WHAT THE TASK ASKS
Return every line from the records below in which the word "name" is found.

::: RECORDS PROVIDED :::

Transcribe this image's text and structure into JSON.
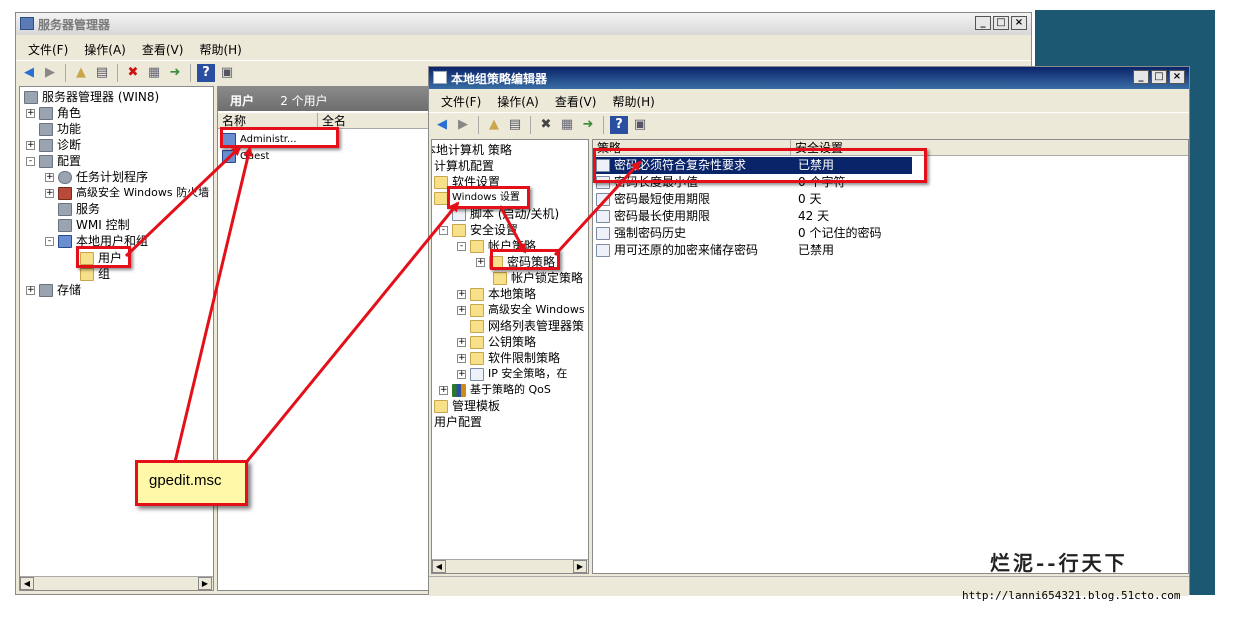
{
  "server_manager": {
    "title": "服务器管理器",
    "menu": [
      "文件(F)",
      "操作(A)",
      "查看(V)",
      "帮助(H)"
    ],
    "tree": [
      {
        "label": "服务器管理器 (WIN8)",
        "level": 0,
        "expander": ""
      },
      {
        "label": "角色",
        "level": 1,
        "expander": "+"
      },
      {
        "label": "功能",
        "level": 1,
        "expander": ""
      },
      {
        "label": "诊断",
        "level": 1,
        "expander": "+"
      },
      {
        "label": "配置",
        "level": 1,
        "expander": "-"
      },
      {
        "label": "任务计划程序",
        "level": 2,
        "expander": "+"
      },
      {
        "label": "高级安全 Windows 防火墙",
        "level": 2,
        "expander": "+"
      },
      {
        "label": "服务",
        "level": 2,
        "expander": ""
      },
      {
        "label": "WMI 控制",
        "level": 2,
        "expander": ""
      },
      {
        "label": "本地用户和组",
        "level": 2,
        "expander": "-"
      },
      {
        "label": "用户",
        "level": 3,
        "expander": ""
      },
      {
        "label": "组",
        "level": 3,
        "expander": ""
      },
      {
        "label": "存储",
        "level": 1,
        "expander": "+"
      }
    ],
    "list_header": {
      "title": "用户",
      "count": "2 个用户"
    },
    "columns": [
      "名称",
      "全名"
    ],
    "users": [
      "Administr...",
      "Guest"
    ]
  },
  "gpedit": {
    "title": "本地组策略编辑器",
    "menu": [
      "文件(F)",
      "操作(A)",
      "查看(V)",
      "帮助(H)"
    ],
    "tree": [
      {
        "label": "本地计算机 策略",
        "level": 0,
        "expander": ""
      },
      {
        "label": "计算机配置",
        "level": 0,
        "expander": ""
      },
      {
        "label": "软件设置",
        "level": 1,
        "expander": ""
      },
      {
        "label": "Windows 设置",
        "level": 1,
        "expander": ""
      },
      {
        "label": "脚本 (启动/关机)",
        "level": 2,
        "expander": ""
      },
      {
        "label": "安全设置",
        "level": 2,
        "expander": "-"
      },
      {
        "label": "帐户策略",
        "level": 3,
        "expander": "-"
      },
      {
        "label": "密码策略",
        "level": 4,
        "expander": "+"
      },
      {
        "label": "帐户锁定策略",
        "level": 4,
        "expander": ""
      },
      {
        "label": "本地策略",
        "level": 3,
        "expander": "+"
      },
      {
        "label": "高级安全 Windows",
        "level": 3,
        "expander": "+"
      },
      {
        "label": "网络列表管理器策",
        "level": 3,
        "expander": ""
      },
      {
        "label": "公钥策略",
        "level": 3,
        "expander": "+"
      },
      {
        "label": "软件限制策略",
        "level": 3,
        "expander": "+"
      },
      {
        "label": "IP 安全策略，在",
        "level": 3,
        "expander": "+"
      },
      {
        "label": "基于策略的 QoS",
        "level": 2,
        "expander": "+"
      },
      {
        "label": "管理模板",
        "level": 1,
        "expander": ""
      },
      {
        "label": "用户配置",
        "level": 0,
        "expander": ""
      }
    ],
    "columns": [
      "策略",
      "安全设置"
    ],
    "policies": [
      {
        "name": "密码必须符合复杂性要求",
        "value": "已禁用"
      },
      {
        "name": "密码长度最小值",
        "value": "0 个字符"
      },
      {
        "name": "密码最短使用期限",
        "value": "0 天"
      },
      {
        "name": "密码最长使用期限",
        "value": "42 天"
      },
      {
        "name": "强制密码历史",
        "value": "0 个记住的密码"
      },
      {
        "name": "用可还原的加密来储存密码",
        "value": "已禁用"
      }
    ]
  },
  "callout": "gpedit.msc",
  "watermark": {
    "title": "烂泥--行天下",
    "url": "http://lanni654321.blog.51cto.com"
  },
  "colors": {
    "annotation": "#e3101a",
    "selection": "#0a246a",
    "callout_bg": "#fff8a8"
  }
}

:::

RESULT
        "name": "密码必须符合复杂性要求",
        "name": "密码长度最小值",
        "name": "密码最短使用期限",
        "name": "密码最长使用期限",
        "name": "强制密码历史",
        "name": "用可还原的加密来储存密码",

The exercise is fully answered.